Results Over 38% more ad impressions were served than estimated by ITV.com.
Over 3.5 million pre-roll video adverts were delivered on ITV.
Sales for the 12 week period up to 29th December were up by 4.7% - Sainsbury’s achieved its best ever Christmas performance.
Dwell time for the online content surpassed some of the biggest media sites (including BBC sites and Sky)
6. How do you do it?
There is more than one way to get an AFP to air. Here are a few routes:
Route 1: clients supply a brief setting out the core values of its brand and the nature of the programme it is looking to fund, working with a commissioning editor or sales house representative to attract the right production partner. Most broadcasters prefer this route, as the idea is more likely to be aligned to the channel requirements from the start.
Route 2: the programme concept is put to a production company and the format is worked up with the client prior to being presented to a broadcaster. This is a good option for an advertiser who has identified an ideal production partner and wants multiple programme ideas.

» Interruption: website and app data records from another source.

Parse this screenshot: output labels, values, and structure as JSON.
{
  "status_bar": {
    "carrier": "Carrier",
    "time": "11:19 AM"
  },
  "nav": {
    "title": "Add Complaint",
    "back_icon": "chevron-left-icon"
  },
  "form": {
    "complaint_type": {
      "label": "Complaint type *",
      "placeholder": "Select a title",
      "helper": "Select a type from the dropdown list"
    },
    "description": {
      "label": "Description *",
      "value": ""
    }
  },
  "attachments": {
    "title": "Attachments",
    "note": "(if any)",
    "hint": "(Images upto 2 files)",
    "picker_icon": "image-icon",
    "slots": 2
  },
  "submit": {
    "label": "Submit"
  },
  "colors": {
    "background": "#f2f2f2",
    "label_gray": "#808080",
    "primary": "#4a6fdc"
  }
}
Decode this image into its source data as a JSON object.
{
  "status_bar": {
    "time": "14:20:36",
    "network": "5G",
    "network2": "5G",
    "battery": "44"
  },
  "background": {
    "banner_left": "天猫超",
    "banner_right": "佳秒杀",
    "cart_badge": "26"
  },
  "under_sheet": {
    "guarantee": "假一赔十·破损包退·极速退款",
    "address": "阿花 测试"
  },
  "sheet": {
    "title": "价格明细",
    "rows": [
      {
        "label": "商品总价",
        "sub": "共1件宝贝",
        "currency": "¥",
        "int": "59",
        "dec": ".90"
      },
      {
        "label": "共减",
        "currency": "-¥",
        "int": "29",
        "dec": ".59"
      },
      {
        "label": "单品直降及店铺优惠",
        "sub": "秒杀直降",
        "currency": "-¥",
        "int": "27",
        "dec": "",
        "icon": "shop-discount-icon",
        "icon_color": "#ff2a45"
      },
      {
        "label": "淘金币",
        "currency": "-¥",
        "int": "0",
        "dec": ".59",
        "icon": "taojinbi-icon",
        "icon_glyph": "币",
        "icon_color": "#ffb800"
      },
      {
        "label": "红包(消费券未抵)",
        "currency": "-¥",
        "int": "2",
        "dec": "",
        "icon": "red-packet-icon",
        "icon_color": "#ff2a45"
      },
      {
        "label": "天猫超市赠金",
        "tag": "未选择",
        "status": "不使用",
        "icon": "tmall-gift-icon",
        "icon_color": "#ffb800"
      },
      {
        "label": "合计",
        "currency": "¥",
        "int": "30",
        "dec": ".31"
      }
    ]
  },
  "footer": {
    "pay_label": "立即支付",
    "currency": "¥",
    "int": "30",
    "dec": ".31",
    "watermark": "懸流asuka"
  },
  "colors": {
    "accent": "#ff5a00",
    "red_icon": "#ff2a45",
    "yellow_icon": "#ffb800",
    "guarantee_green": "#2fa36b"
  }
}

Route 3: a broadcaster is looking for a particular programme or genre to fit its programming schedule. This programme will need funding. They put a brand programming brief out to tender with producers. This is good for all parties, because it starts with a scheduling requirement, which comes with an increased chance of a commission.
Route 4: programmes are delivered "ready made" to the broadcaster, who has to find an appropriate slot for it in its schedule. This arrangement is suitable for brand owners who already own entertainment properties and wish to barter them against commercial airtime.
Shows can be fully or partly paid for by the advertiser. In some cases co-productions rather than complete funds can encourage buy-in at the broadcaster level as it maintains their vested interest.
Broadcasters work differently. Clients and agencies must understand the different commissioning and commercial practices of each broadcaster in order to achieve the best results. The best way to approach this is to first get the programme idea and then discuss business terms.
For broadcasters, each branded content proposition will be assessed as to whether it will strengthen the relationship with the client. This relationship includes spots, sponsorship, web TV, online and AFP.